Facebook is reportedly trying to reduce insider leaks by making some of its internal online discussion groups private instead of public. Facebook told employees on Tuesday that it's limiting who can view and participate in some "Integrity" groups focused on platform safety and protecting elections, The New York Times reported Wednesday.
The move comes after Frances Haugen, a former Facebook employee-turned-whistleblower, disclosed thousands of documents and internal communications that showed Facebook was aware of the dangers of its products but downplayed these effects publicly. Lawmakers across the political spectrum have so far responded with renewed interest in holding Facebook to account.
Last week, Haugen appeared before a US Senate subcommittee and alleged that Facebook's products "harm children, stoke division and weaken our democracy." Facebook CEO Mark Zuckerberg criticized Haugen's testimony, .
"As everyone is likely aware, we've seen an increase in the number of Integrity-related leaks in recent months," an engineering director wrote in the announcement, which was reviewed by the Times. "These leaks aren't representative of the nuances and complexities involved in our work and are often taken out of context, leading to our work being mischaracterized externally."

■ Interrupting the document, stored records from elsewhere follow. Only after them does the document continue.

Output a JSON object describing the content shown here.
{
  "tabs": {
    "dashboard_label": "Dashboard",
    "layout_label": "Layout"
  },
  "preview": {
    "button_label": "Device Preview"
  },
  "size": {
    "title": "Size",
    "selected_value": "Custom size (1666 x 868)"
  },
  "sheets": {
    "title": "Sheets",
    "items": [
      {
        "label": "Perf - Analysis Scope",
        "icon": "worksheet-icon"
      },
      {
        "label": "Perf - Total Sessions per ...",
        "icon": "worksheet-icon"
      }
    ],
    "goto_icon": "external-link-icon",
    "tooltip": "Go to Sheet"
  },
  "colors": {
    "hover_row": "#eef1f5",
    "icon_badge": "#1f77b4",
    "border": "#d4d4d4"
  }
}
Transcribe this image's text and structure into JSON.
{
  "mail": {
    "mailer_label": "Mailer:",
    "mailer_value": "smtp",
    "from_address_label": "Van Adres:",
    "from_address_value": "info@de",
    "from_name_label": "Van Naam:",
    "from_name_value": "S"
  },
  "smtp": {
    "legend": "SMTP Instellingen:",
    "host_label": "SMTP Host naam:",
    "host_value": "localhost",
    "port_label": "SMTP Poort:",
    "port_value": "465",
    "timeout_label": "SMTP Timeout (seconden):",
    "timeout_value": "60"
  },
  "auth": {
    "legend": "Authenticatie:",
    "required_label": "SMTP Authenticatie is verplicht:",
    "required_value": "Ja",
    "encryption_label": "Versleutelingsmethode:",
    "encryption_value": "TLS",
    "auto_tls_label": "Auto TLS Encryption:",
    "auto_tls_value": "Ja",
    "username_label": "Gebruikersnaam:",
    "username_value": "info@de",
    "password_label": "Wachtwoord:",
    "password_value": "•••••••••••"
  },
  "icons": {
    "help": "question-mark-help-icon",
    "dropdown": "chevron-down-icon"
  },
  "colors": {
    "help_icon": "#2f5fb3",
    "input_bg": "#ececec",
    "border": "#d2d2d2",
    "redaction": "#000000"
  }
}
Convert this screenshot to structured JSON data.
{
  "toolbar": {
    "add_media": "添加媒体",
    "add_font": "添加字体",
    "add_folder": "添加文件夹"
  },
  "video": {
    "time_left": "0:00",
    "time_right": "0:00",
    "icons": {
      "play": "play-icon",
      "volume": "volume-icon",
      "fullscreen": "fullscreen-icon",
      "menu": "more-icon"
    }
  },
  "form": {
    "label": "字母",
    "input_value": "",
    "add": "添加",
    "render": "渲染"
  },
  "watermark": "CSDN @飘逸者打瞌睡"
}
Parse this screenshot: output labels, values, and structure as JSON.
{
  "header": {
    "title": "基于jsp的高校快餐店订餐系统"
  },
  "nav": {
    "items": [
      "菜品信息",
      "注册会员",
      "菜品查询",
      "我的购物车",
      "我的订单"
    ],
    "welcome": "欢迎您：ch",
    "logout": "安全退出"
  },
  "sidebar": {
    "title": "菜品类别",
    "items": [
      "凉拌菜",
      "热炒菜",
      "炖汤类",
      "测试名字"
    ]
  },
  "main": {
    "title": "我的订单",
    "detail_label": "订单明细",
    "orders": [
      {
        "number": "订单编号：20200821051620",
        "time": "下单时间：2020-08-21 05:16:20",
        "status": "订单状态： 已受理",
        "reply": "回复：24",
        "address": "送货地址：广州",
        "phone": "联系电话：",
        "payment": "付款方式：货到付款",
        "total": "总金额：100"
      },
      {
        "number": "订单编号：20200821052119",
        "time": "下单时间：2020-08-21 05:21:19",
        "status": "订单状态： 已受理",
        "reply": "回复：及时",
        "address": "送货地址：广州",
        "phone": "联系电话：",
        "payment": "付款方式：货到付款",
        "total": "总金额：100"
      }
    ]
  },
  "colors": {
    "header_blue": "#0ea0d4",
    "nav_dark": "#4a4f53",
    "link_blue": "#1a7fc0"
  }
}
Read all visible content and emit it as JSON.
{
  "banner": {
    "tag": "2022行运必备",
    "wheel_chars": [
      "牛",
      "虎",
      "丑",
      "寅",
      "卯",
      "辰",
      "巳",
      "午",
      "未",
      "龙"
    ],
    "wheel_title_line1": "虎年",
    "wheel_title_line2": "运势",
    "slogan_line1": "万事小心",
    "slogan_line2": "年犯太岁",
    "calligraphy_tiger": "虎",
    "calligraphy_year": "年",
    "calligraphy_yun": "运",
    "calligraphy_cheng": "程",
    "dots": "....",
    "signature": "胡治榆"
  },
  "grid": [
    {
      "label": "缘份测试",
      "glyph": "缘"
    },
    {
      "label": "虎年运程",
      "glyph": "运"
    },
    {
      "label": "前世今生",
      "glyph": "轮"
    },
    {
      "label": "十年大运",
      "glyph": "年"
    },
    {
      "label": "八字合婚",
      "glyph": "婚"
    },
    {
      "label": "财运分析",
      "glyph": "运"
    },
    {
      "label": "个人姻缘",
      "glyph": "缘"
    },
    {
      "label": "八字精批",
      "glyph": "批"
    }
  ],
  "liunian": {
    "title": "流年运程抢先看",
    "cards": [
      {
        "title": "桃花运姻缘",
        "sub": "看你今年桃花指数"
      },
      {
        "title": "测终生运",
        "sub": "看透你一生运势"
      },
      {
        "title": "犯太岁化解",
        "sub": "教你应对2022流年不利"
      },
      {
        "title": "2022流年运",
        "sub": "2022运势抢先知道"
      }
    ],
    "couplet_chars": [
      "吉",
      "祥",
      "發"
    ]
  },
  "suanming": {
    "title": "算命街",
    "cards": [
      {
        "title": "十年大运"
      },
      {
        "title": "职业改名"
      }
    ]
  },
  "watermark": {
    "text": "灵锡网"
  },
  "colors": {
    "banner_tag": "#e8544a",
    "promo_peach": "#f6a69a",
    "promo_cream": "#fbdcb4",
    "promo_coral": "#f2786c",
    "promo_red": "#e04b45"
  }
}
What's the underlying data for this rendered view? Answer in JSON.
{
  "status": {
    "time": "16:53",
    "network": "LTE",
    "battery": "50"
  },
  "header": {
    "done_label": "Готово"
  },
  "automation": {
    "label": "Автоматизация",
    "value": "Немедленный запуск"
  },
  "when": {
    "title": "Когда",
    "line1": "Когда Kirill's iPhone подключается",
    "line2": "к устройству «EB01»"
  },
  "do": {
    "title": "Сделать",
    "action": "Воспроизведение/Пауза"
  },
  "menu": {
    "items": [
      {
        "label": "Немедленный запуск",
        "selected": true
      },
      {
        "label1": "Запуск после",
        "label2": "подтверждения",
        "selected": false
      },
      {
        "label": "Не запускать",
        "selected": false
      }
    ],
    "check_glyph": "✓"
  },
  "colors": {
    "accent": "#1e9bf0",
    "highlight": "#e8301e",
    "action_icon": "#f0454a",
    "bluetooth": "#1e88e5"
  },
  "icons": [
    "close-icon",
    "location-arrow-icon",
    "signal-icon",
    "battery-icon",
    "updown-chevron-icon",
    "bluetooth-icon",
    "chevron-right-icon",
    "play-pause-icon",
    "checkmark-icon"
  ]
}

Tuesday's announcement indicated that some of the discussion groups will be reviewed to remove individuals whose work isn't related to safety and security. Facebook's announcement said the changes are expected to occur in "the coming months" and "with the expectation that sensitive Integrity discussions will happen in closed, curated forums in the future," the Times reported.
Facebook appeared to defend the move on Wednesday, saying that information leaks hurt the company's work.
"Leaks decrease the effectiveness, efficiency, and morale of the teams working every day to address the challenges that come with operating a platform for billions of people," Facebook spokesperson Tracy Clayton said in a statement. "They can also put employees working on sensitive subjects at risk externally and lead to complex topics being misrepresented and misunderstood."
Facebook didn't immediately respond to a request for comment.